Meet our resident animals!
Sadly, not all animals can be rehomed, but B.A.R.K.S will never put a healthy animal to sleep. Those animals who are very difficult to re-home are made residents at the B.A.R.K.S animal shelters where they spend the rest of their days warm, loved and cared for.
All resident animals are now on a sponsorship scheme which means you can apply to sponsor an individual animal and in return receive newsletters, photos and progress updates. This is a great way to support B.A.R.K.S and help the animals directly. Sponsoring an animal makes a wonderful gift for those 'hard to buy for' relatives and is also a way for people not in a position to own a pet of their own to share enjoyment and get involved. To apply for a sponsorship, please fill out the contact form by clicking 'here' and a member of B.A.R.K.S will get back to you.
As a sponsor you can come and visit your animal at any time, please call ahead to make arrangements and give us time to get your sponsor looking his or her best!
Dear Barley has now departed. At a gentle old age, he fell asleep under his favourite tree, never to wake again.
Out of respect to to Barley, we will leave this up for some months as a little memorial to a darling little boy who gave so many people so much affection.
Barley was the garden monitor at Woodford Halse, and before he died, he handed the responsiblity to Floyd, our little one-eyed wonder.
Bracken is one of a litter of wild rabbits whom Mary hand-reared from when they were just a week old, after a dog killed their mother.
His teeth are malformed and need regular trimming to enable him to eat properly. He’s quite highly strung and, although friendly with Mary, avoids other people. He has been neutered and lives with his partner, Missy.
Floyd came to us in October of 2011. He’d been left behind when his owners moved and kept trying to get into his old home, but the new homeowner doesn’t like cats.
He caught an eye infection the following December, which didn’t respond to any treatment, and he went blind in one eye, which was removed in January. Unfortunately, the socket fills up with fluid and has to be drained every few months.
But going to the vets doesn’t bother him (we suspect that it’s because he’s well known and gets made a big fuss of!).
Peanut & Daisy
These three-year old rabbits came in after their owner had to go into hospital. She said that they really love each other and should be kept together.

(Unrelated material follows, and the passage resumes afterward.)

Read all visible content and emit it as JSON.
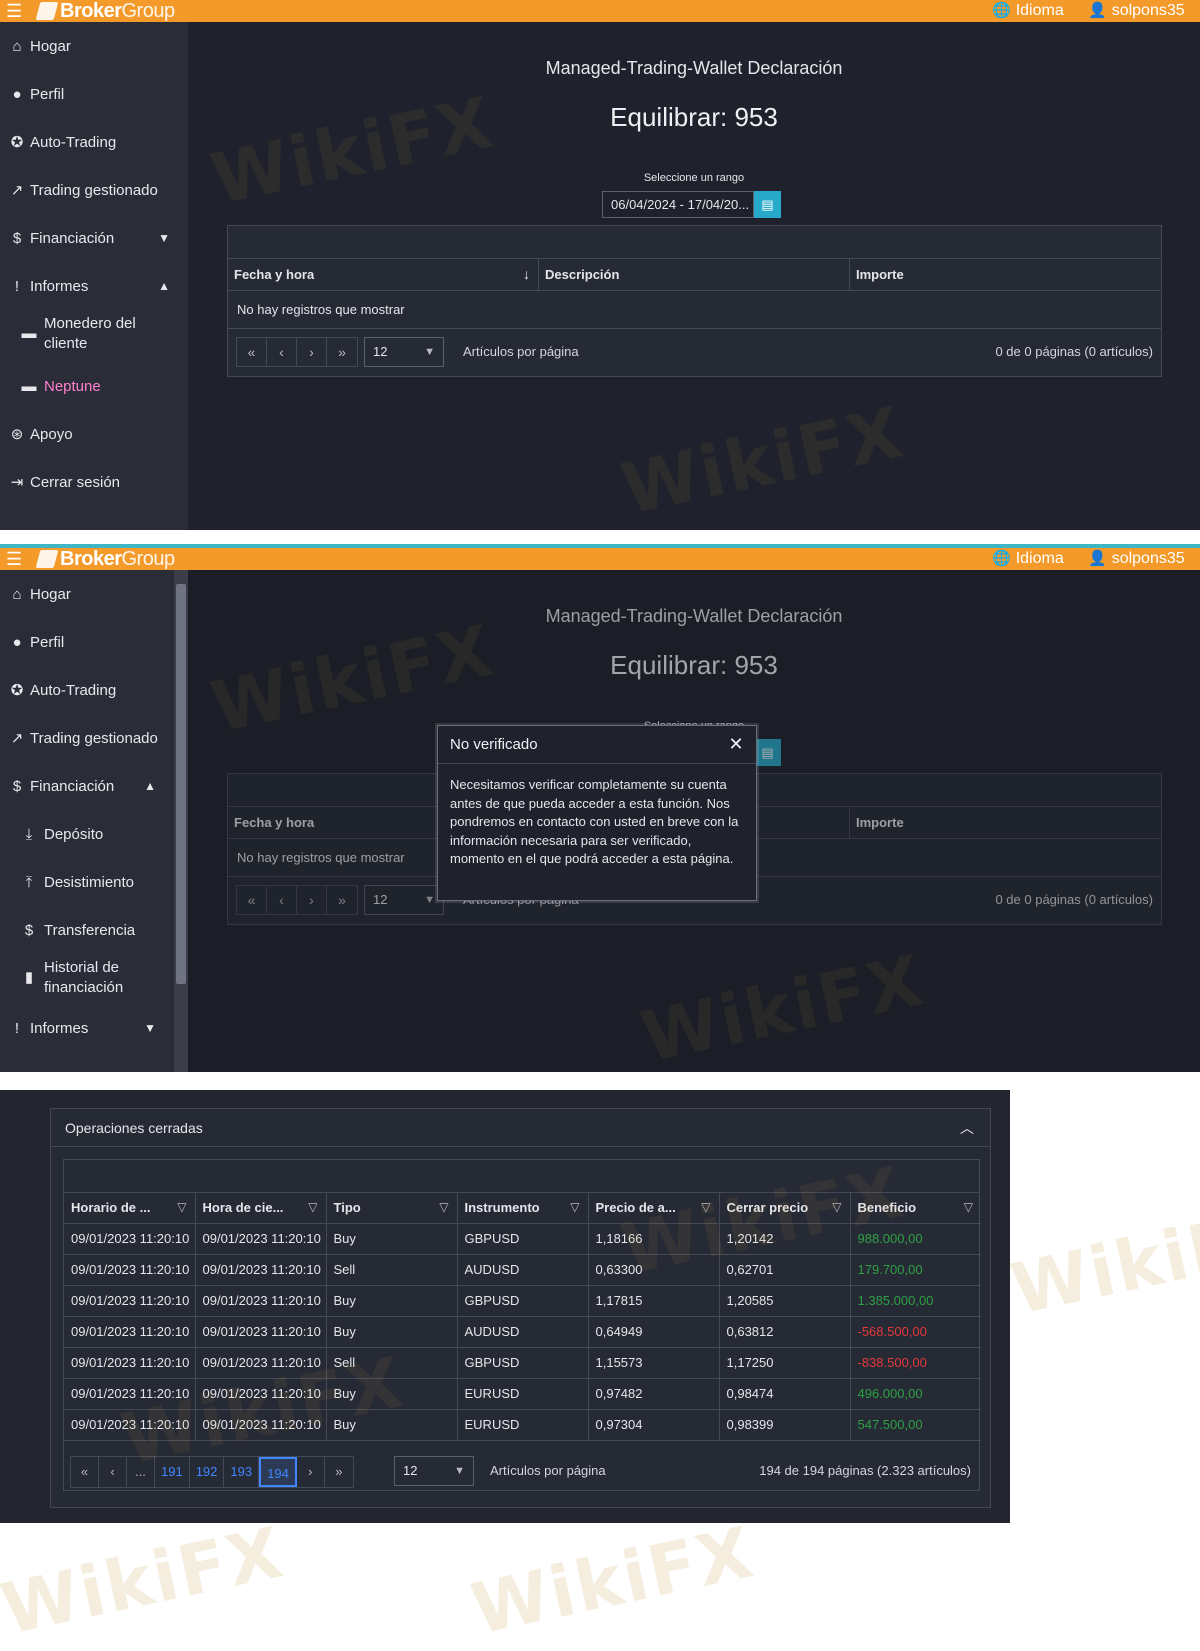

Peanut’s teeth are not in very good condition, so they need a dental treatment once in a while. Daisy was a bit overweight when she came in – so no fattening food or treats for her until she regains her figure.